WHAT IS REQUIRED :: Every line of the material that holds "icon" should be counted; give the number and nothing more.

RECORDS ::

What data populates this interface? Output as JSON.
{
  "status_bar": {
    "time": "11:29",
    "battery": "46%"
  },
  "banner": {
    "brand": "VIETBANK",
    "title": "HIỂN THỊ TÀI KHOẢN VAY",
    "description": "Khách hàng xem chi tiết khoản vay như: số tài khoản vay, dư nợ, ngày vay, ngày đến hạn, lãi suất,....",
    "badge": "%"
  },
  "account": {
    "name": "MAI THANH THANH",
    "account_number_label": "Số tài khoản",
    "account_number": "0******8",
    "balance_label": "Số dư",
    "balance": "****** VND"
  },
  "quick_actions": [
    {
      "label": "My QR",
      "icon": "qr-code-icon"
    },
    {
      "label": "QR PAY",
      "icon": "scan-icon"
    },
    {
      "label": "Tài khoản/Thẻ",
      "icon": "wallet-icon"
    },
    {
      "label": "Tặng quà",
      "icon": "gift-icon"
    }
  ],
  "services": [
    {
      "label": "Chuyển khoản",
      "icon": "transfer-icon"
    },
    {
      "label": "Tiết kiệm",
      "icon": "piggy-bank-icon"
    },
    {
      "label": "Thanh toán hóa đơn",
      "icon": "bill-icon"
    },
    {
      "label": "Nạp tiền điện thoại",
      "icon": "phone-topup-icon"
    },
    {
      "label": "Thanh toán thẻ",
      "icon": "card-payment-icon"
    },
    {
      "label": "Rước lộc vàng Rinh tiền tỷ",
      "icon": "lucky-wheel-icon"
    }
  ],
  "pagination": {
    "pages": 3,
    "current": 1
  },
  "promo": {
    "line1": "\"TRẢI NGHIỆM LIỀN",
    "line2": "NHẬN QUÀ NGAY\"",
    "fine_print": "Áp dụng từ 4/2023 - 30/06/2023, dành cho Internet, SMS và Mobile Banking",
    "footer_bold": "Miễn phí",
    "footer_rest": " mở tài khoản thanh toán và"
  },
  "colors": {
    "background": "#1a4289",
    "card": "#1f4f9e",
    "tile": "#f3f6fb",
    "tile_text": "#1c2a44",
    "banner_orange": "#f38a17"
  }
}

FINAL ANSWER :: 10